- The way the city Naota lives in appears to the viewer reflects Naota's state of mind. As a kid, all you ever know is the places you've been. You don't have any sense of the world outside your locale beyond what you read in books or see on TV. Random people out there don't matter; you probably can't look them in the eye anyway, so they aren't really distinct. Tall buildings are just things that have no meaning. The scenery reflects this: the definition literally stops and becomes a fuzzy beige mass outside the city, there's a fog everywhere (representative of confusion and lack of understanding), and there's pretty much nobody around except for Naota and the people in his life. Fast forward to the end of the series. Naota's in his brand new middle-school uniform, walking to school. Suddenly, the world is cleanly defined, there are people and cars, you see people coming and going through the buildings, and you can see more of the world in the background (which was strangely absent before this). It becomes obvious that Naota's way of seeing the world has changed.
- In the ending, where Mamimi leaves Naota after saying "so long". It's odd, because of the way she reacted to not being around him before, and then suddenly being fine with not being around him. But she called him Naota, not Ta-kun like she had done for the entirety of the series. This signified that she had got over her love for Tasuku and had stopped using Naota as his substitute, meaning she could move on with her life.
- In the first episode, one of Naota's shirts shows a right angle. It seems just like a simple math thing but in reality, it's what he think he is. He think he's correct or right and more mature than most of the grown-ups he knows.
- The day-old bread that Mamimi took in the first episode has some symbolism. Ever since Naota's older brother left, she's stuck with Naota.
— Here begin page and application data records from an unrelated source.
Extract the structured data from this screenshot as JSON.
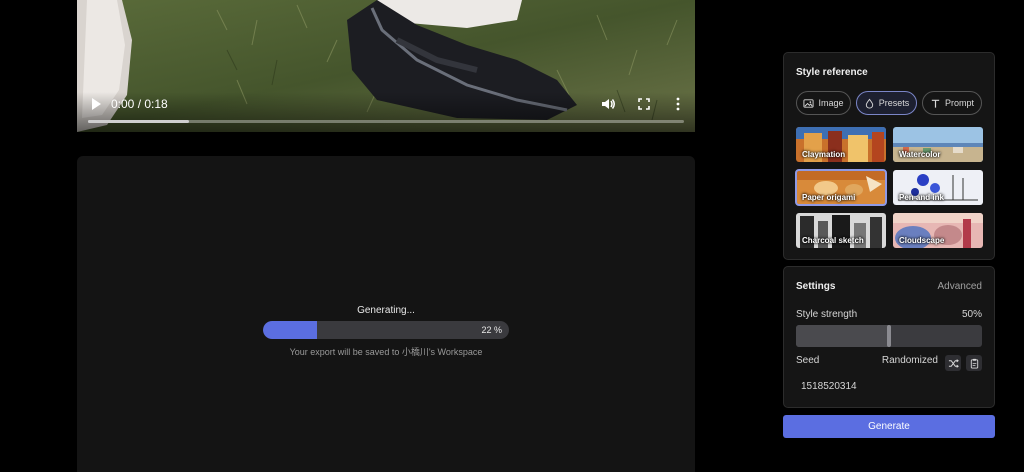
{
  "video": {
    "time": "0:00 / 0:18",
    "progress_fraction": 0.17,
    "icons": [
      "play-icon",
      "volume-icon",
      "fullscreen-icon",
      "more-options-icon"
    ]
  },
  "generation": {
    "status": "Generating...",
    "progress_percent": 22,
    "progress_label": "22 %",
    "note": "Your export will be saved to 小橋川's Workspace"
  },
  "style_reference": {
    "title": "Style reference",
    "tabs": [
      {
        "label": "Image",
        "icon": "image-icon",
        "active": false
      },
      {
        "label": "Presets",
        "icon": "drop-icon",
        "active": true
      },
      {
        "label": "Prompt",
        "icon": "text-icon",
        "active": false
      }
    ],
    "presets": [
      {
        "label": "Claymation",
        "selected": false
      },
      {
        "label": "Watercolor",
        "selected": false
      },
      {
        "label": "Paper origami",
        "selected": true
      },
      {
        "label": "Pen and ink",
        "selected": false
      },
      {
        "label": "Charcoal sketch",
        "selected": false
      },
      {
        "label": "Cloudscape",
        "selected": false
      }
    ]
  },
  "settings": {
    "title": "Settings",
    "advanced_label": "Advanced",
    "style_strength_label": "Style strength",
    "style_strength_value": "50%",
    "style_strength_fraction": 0.5,
    "seed_label": "Seed",
    "seed_mode": "Randomized",
    "seed_value": "1518520314"
  },
  "generate_label": "Generate",
  "colors": {
    "accent": "#5b6ee1",
    "background": "#000000",
    "panel": "#151515"
  }
}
Naota and the day-old bread are the same thing: leftovers.
- Naota keeps saying, "Nothing amazing happens here. Everything is ordinary." Which sounds remarkably blind of him, until you realize the entire series is basically a metaphor for growing up. What could be more ordinary than that?
- One that's not as symbolic as the others, and quite funny- in the second episode, Haruko holds up an x-ray scan of Naoto's head, showing that he has no brain. This, of course, makes sense when you realize that X-rays don't take pictures of tissue, instead showing only showing bones.
- The food and drink of the show are very symbolic of the characters. Mamimi likes bitter drinks, representing her bitter life and depression. Naoto tries drinking some of the coffee she bought using his money, but still doesn't like it, since he's forcing himself to be someone he isn't to like her. Haruko is associated with spicy foods which the show uses curry that exciting and dramatic going down but leads to bad results much like how Haruko livens up Naoto's life even though the end results would have been a flattened world. Naoto actually likes sweet foods, which reflects on how he's still a kid despite his facade. In the end, Ninamori pulls the same drink trick on Naoto, causing him to complain about how he doesn't like carbonated drinks. Now the thing with carbonation is that given some time, the soda will just become sugary water, symbolizing how Ninamori is similar to him and that unlike the other girls, their differences can be bridged over time.
On the headscratchers page.